How to improve your credit score after taking a hit
We have been told they are they are integral to being approved for any kind of credit and also affect other aspects of our lives like opening up a business, renting an apartment or signing up for a cellphone contract, but what exactly is a credit report and what does it include?
According to multinational consumer credit reporting agency Equifax is a measure of measure of your ability to repay a loan and outlines the amount of risk you pose to potential lenders. Essentially, your credit score determines how much money you can borrow or the interest rate you will pay on that credit.
Included in your credit report is your identifying information, such as your name, address, ID number, and date of birth. Next it is your credit accounts information which includes information on all your credit accounts as well as your credit limit or loan amount, the date those accounts were opened, your payment history, and account balances. Your collection accounts, that is, accounts that have been turned over to a collection agency are also included in your report. Finally, all enquiries, including hard (generated because you have applied for credit or a service) and soft enquiries (resulting from your checking your own credit reports and other account reviews from existing clients’ insurers and the like) on your credit report are reflected.
So, now that we know what a credit score is and what goes into it, let’s unpack how credit reports reach a negative score that prevents you from accessing good credit deals, business/job opportunities and other contractual agreements that take your credit score into account. Soft and hard enquiries are known to be one of the common actions that can hurt your credit score. Some other common actions that can hurt your credit score include missing payments, using too much of your available credit, applying for a lot of credit in a short time, and ofcourse defaulting on accounts.
Due to a lack in financial education which most of us suffer at the start of our financial independence coupled with faltering global economic circumstances, most people have found themselves on the negative side of credit reports at some point in their lives. The good news is a bad credit report can be rehabilitated and brought up to a good score again, we have some tips on how you can do this.
Bad financial habits are not always the only reason for a credit score to be low, sometimes your credit score is low because you haven’t had any prior. Credit scores start out low and you have to build it up by opening up a new account. Start out small with products like store accounts and credit cards and ensure you don’t miss payments to make sure your credit score builds well and does not take a dip leaving you even more damaged than before.

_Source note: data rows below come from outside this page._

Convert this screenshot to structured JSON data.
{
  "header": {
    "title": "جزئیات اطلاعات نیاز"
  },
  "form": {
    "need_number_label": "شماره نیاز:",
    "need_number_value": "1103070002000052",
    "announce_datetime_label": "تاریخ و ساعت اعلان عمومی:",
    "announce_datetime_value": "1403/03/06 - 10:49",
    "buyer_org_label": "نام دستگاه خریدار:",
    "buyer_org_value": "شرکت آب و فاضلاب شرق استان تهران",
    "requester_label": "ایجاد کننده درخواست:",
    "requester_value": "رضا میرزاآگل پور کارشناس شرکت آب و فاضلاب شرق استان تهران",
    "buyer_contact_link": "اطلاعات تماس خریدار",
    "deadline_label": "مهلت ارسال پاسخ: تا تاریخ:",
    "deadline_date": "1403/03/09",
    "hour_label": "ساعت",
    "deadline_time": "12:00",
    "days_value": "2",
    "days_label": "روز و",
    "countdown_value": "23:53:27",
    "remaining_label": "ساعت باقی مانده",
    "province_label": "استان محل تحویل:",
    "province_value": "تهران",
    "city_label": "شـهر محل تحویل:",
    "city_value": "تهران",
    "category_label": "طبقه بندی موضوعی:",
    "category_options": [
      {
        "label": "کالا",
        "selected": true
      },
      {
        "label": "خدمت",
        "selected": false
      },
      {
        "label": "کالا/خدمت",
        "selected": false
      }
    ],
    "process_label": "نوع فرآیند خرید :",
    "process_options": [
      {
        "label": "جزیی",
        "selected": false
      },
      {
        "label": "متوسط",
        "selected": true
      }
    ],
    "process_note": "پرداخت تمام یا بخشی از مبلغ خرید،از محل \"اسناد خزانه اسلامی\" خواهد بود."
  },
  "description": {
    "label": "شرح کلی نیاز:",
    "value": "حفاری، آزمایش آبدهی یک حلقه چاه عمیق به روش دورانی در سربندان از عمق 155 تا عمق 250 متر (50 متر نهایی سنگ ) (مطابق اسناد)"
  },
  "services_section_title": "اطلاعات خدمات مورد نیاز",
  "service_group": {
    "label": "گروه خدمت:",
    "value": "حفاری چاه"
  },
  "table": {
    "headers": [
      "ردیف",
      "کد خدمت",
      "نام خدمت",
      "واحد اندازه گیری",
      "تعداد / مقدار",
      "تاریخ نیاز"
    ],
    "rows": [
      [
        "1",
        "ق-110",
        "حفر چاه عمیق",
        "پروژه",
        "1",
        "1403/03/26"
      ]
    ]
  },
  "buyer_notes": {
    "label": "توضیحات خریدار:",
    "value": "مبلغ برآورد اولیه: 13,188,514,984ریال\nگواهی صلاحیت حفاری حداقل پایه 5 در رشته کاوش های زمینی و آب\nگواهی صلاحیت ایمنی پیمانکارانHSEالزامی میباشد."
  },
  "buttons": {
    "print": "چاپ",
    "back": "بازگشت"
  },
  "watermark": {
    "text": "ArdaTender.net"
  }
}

Once you have built up a credit score, and you start qualifying for more and more credit products it is easy to fall into the debt trap where you find yourself buried in debt that you can no longer afford to pay off. At this point your credit score is already on the lower end and you cannot qualify for further credit.
Avoid skipping payments

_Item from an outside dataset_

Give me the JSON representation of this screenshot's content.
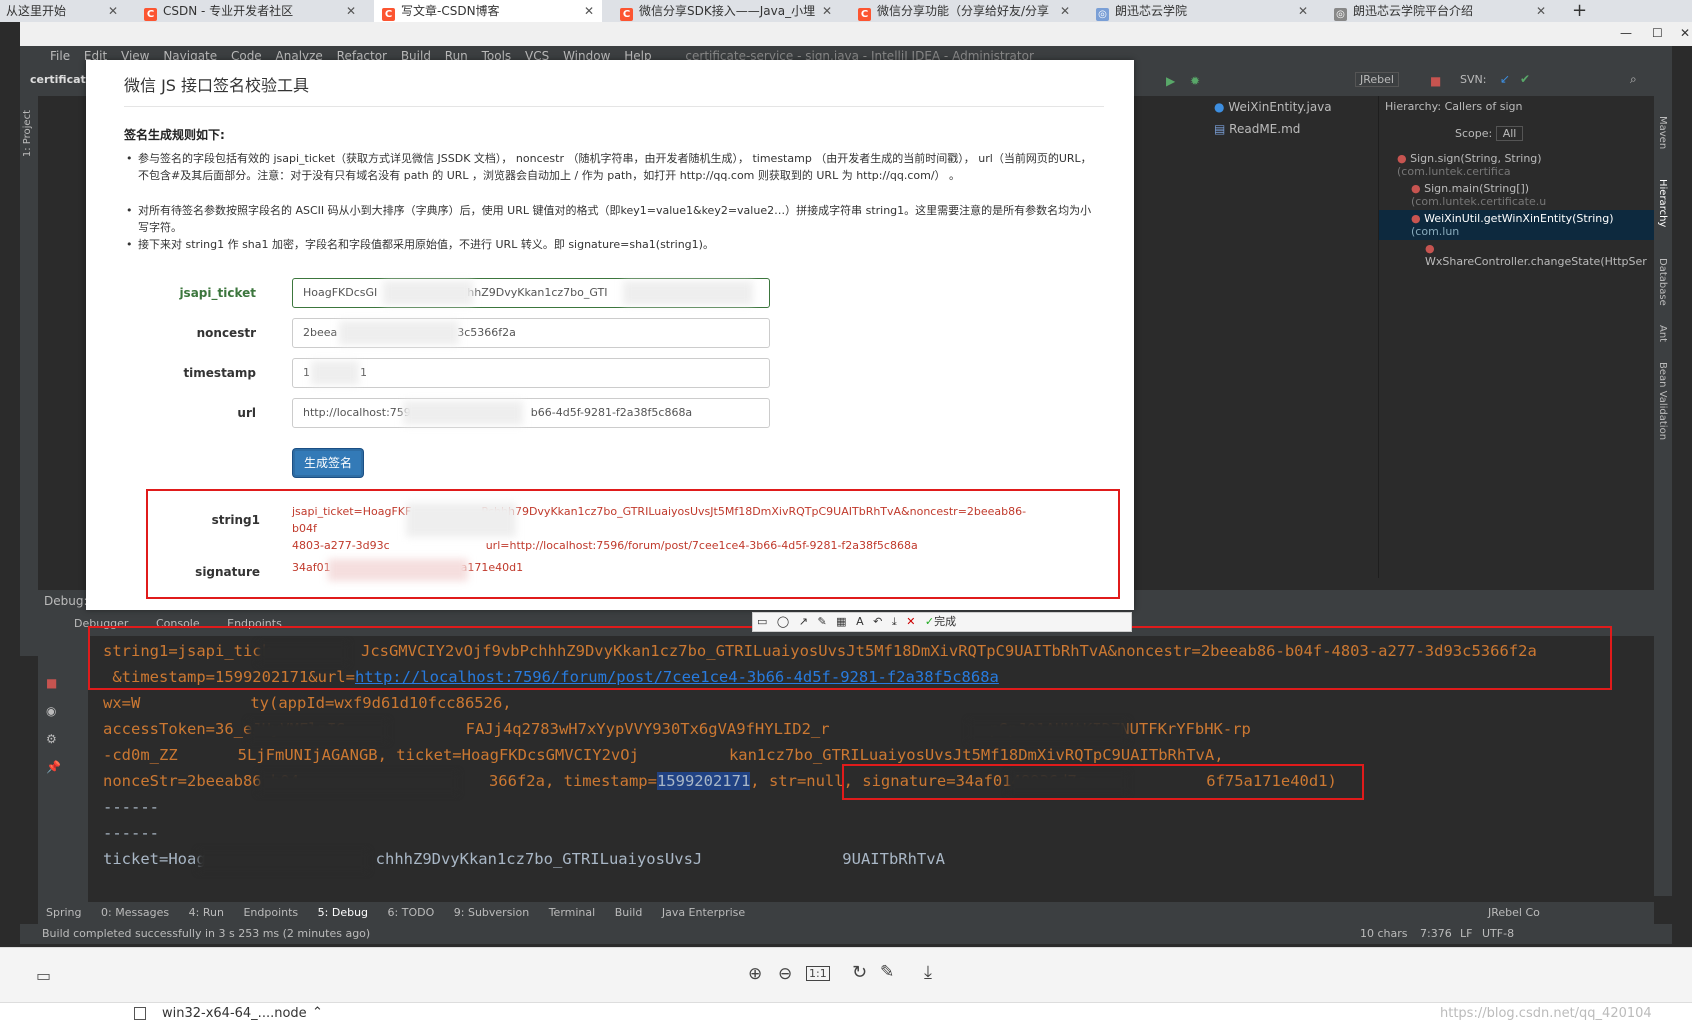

The first step to recovery is by making sure you don’t damage your score even further by missing payments. A long history of on-time payments is one of the most important factors in determining your credit scores. Make sure you don’t miss loan or credit card payments by more than 29 days – payments reported to the credit bureaus after 30 days can result in lower credit scores. You can avoid missing payments by setting up automatic payments for the minimum amount due
Try and bring past due accounts to current
Next, try to catch up on your bills if you have fallen behind on some of them. In spite of the fact that a late payment can remain on your credit report for up to seven years, keeping all your accounts current can boost your credit score. You will also avoid any further late payments being added to your credit history.
Pay down revolving accounts
Another effective way of improving your credit score is also by maintaining a low balance on revolving accounts, such as credit cards and lines of credit. This is because high balances on revolving credit accounts can negatively impact your score even if you are not behind on your bills.
Don’t apply for anymore new accounts
Because every credit application you make can lead to a hard inquiry, which may hurt your scores a little, you generally want to limit how often you submit credit applications. Also, opening a new account will also lower your average age of accounts, and that could also hurt your scores.
Contact NDA now if you have reached a point where you feel like you can no longer afford to pay off your monthly debt installments, we can help you find some financial breathing ground again.